Clark said Sanders is focused on the party's convention platform and "was vague on his timing" about endorsing Clinton.
Hillary Clinton is announcing new steps aimed at tackling the rising cost of college tuition and the burden of student loan debt, including a three-month moratorium on loan payments for all federal loan borrowers.
Clinton is also calling for a plan that ensures families with annual incomes up to $125,000 pay no tuition at in-state public colleges and universities.
Wednesday's policy rollout is a direct overture to Bernie Sanders, the Vermont senator who posed a serious threat to Clinton in the Democratic primary and is yet to endorse her in the general election. A Clinton campaign fact sheet announcing the new proposals was laced with multiple references to Sanders and his calls for addressing college affordability.
Donald Trump is tweeting back at Hillary Clinton ahead of her press conference about his turbulent business record in Atlantic City.
The Republican presidential candidate writes: "I made a lot of money in Atlantic City and left 7 years ago, great timing (as all know). Pols made big mistakes, now many bankruptcies."
Clinton his expected to highlight Trump's bankruptcies near the Trump Taj Mahal, which he used to own and where workers have been striking since Friday.
Hillary Clinton is campaigning on the famous boards of Atlantic City.
From the seaside city's boardwalk, the Democratic presidential candidate is set to cast Republican rival Donald Trump's turbulent business record there as a prime example of why he shouldn't become president.
Clinton officials say she will highlight Trump's record of "stiffing contractors" — all while "pocketing cash for himself." She's also expected to highlight the multiple bankruptcies under his management of Atlantic City casinos in the 1980s and 1990s.
Clinton will campaign near the Trump Taj Mahal casino, which still bears the Republican's name but now belongs to his friend Carl Icahn. Casino workers at the hotel have been striking since Friday.

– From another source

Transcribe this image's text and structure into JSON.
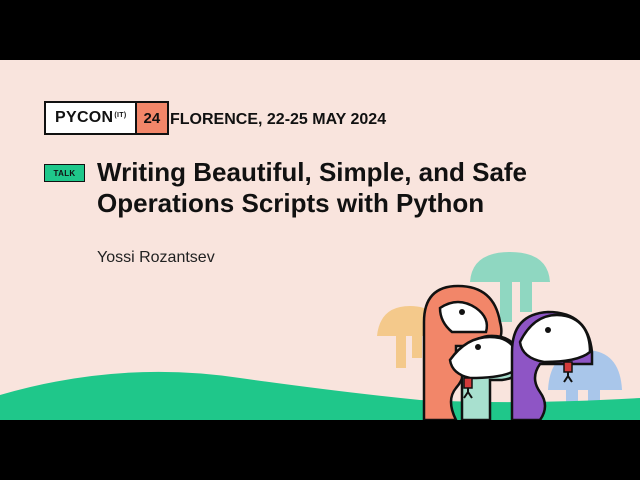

The Taj opened in 1990, but collapsed into bankruptcy a year later. At the time, Trump paid only a fraction to contractors he owned money for work.